Rosemary's hand tightened on the gun. "Yeah, right. I'll sign it. Got a pen?"
"Of course." Latham extracted a Mont Blanc from his briefcase and carefully uncapped it for her. "Please. . ." Rosemary laid the contract on her suitcase and in her last act as a Gambione, signed it. She saw her father's face in the background of the paper and her hand trembled. The signature was shaky, but it would keep her people safe.
Latham held up the contract and examined her signature. Rosemary couldn't tell if he was sneering at the wet imprints her hand had made or if it was simply his habitual expression. He was not sweating, she noticed. "I want the money and the ticket."
"It has all been arranged, my dear." Latham opened his briefcase again to stow away the contract and to remove two envelopes. The larger manila envelope was stuffed almost beyond its capacity. "Two hundred thousand and your pa.s.sage to Cuba. I understand it is quite nice this time of year. I do hope you'll enjoy the voyage."
Latham stood and walked to the door. As he put his hand on the k.n.o.b, he spoke again. "By the way, I had understood that you were looking for Mr. Mazzucch.e.l.li.

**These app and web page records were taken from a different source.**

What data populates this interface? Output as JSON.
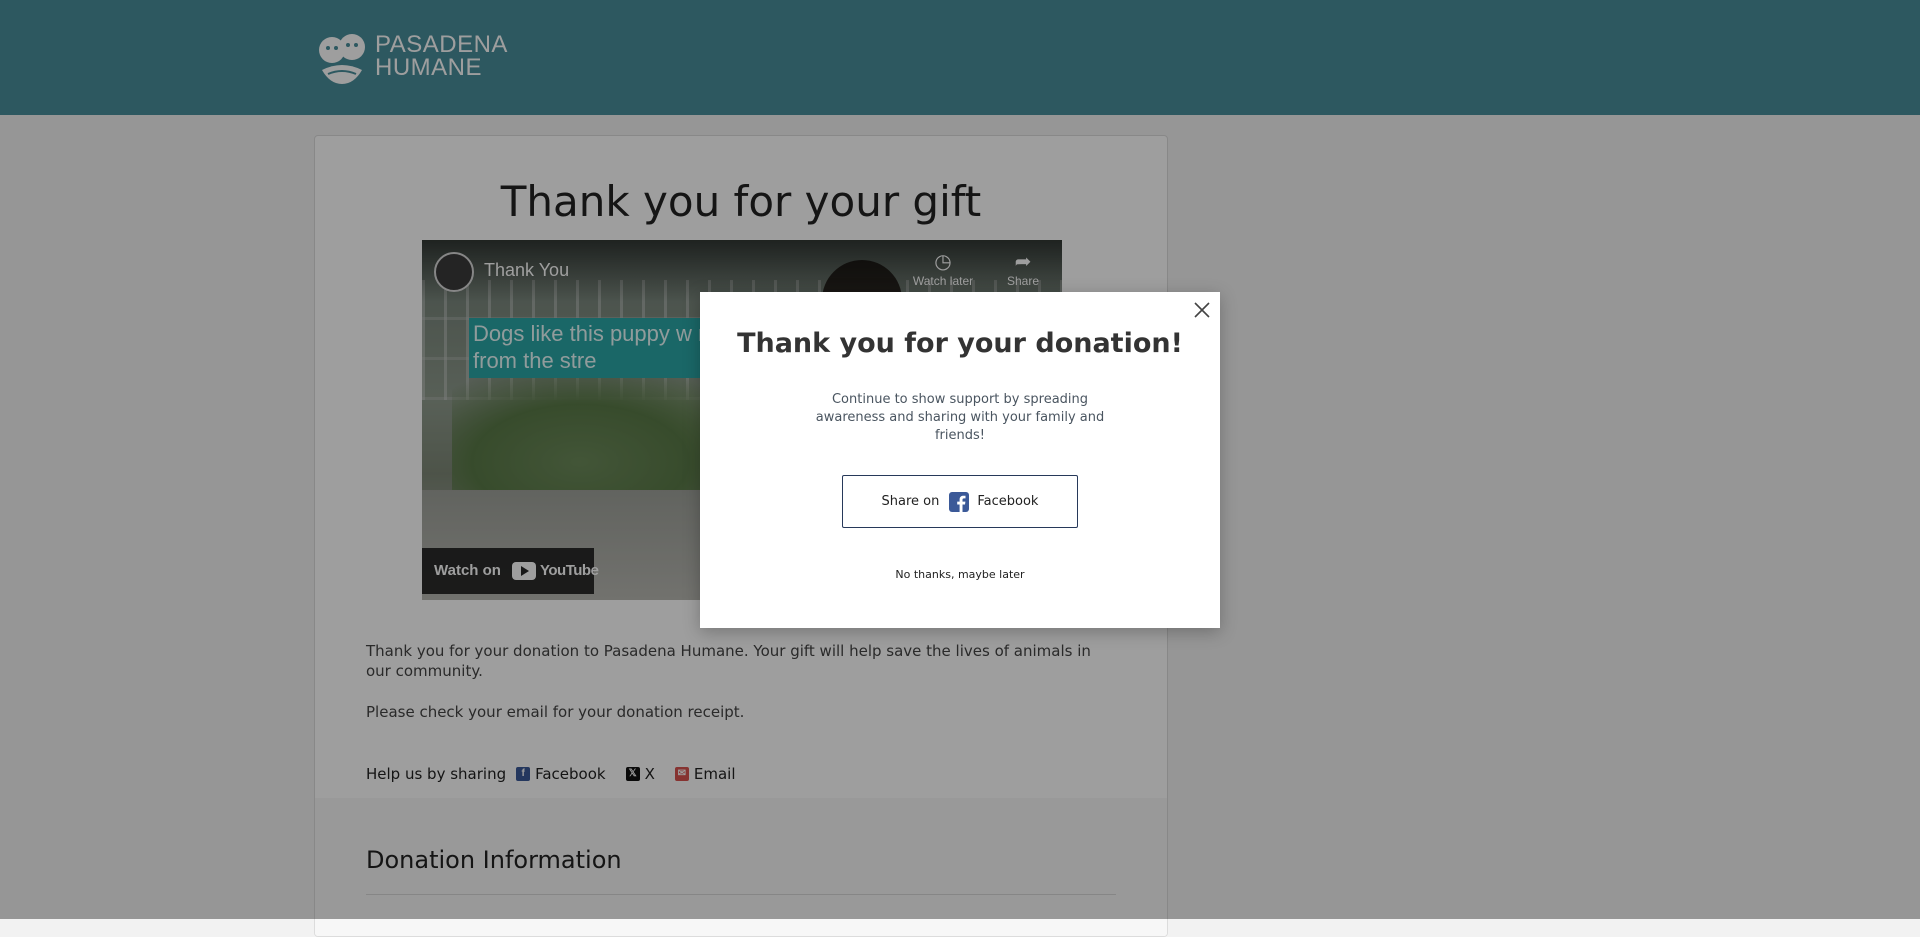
{
  "header": {
    "logo_line1": "PASADENA",
    "logo_line2": "HUMANE",
    "bg_color": "#4a8f9c"
  },
  "main": {
    "title": "Thank you for your gift",
    "video": {
      "title": "Thank You",
      "caption": "Dogs like this puppy w rescued from the stre",
      "watch_later": "Watch later",
      "share": "Share",
      "watch_on": "Watch on",
      "youtube": "YouTube"
    },
    "paragraph1": "Thank you for your donation to Pasadena Humane. Your gift will help save the lives of animals in our community.",
    "paragraph2": "Please check your email for your donation receipt.",
    "share": {
      "label": "Help us by sharing",
      "facebook": "Facebook",
      "x": "X",
      "email": "Email"
    },
    "section_title": "Donation Information"
  },
  "modal": {
    "title": "Thank you for your donation!",
    "body": "Continue to show support by spreading awareness and sharing with your family and friends!",
    "share_prefix": "Share on",
    "share_network": "Facebook",
    "dismiss": "No thanks, maybe later"
  },
  "icons": {
    "facebook_color": "#3b5998",
    "x_color": "#111111",
    "email_color": "#d9534f"
  }
}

My sources inform me that he can be found at the address in the envelope. Good luck."
Rosemary stared at the white envelope iying on her suitcase. She did not touch it. After a moment she looked up at Latham.
"Lagniappe." He shrugged. "The interests I represent are not without sympathy, my dear."
The door had been shut behind him for ten minutes before Rosemary picked up the white envelope. Turning it over, she saw the blood-red wax of the seal and smiled in pain.
One of the deals she had made was that the men who were entering the warehouse in front of her would be cared for in the best fashion possible. Most were not men anymore. They were the jokers that had survived the meeting with Croyd. She still wondered how Chris had arranged it.
When she had phoned their relatives to tell them about Chris, she had expected joy at this chance for revenge. She had received dull acceptance instead.
Vengeance would be taken, but it would be taken because it was the proper thing to do, not because anyone, victim or guardian, could take any pleasure in it.
She had been surprised, but now that she was here she understood. She was not pleased at what was about to happen. She felt nothing a all.
Earlier in the day she had found a side entrance and a route to the mezzanine of the abandoned Jokertown warehouse. If Chris had been there, she hadn't seen him.
This time, as she took her vantage point, she heard the victims moving through the warehouse searching for him. The noises they made came close to nauseating her, but she forced herself to watch. It was her fault, after all.
The noises grew in volume. She spotted their prey and gasped. She had not expected this. What had been a thirtyyear-old man was now a fur-covered, shambling thing. Its claws scrabbled on the concrete floor for purchase as it recognized that it was being pursued. As it turned its head to spot its enemies, the sharp teeth in the pointed muzzle glinted in the moonlight shining down through the shattered skylights. The only thing she recognized was the tangled rattail that still fell down his back.
His victims, her victims, shambled and oozed through the aisles of the warehouse toward the author of their pain. Did any of them still know what they had been or how they had become the warped creatures that closed in on the erstwhile Chris Mazzucch.e.l.li? An excited twittering erupted when Chris was spotted for the first time. He hissed at his pursuers, slashing the air with his outstretched claws. They were implacable. Even after he had drawn blood they came on, surrounding him carefully outside his reach.
Chris was backed into an area of the warehouse piled high with rusted machinery.
He could not scale it, and his tormentors closed in for the kill. Rosemary tried to watch, but instead of remembering the man who had tried to kill her, she recalled the caring man she had taken as a lover. She stared down at the execution for only a moment before gagging and turning her back on the high-pitched screams that were followed by liquid gurgles.
Even the sounds were more than she could bear. Rosemary fled, but the noises pursued her long after she boarded the ship and curled up on the bed with her hands pressed against her ears.
Only the Dead Know Jokertown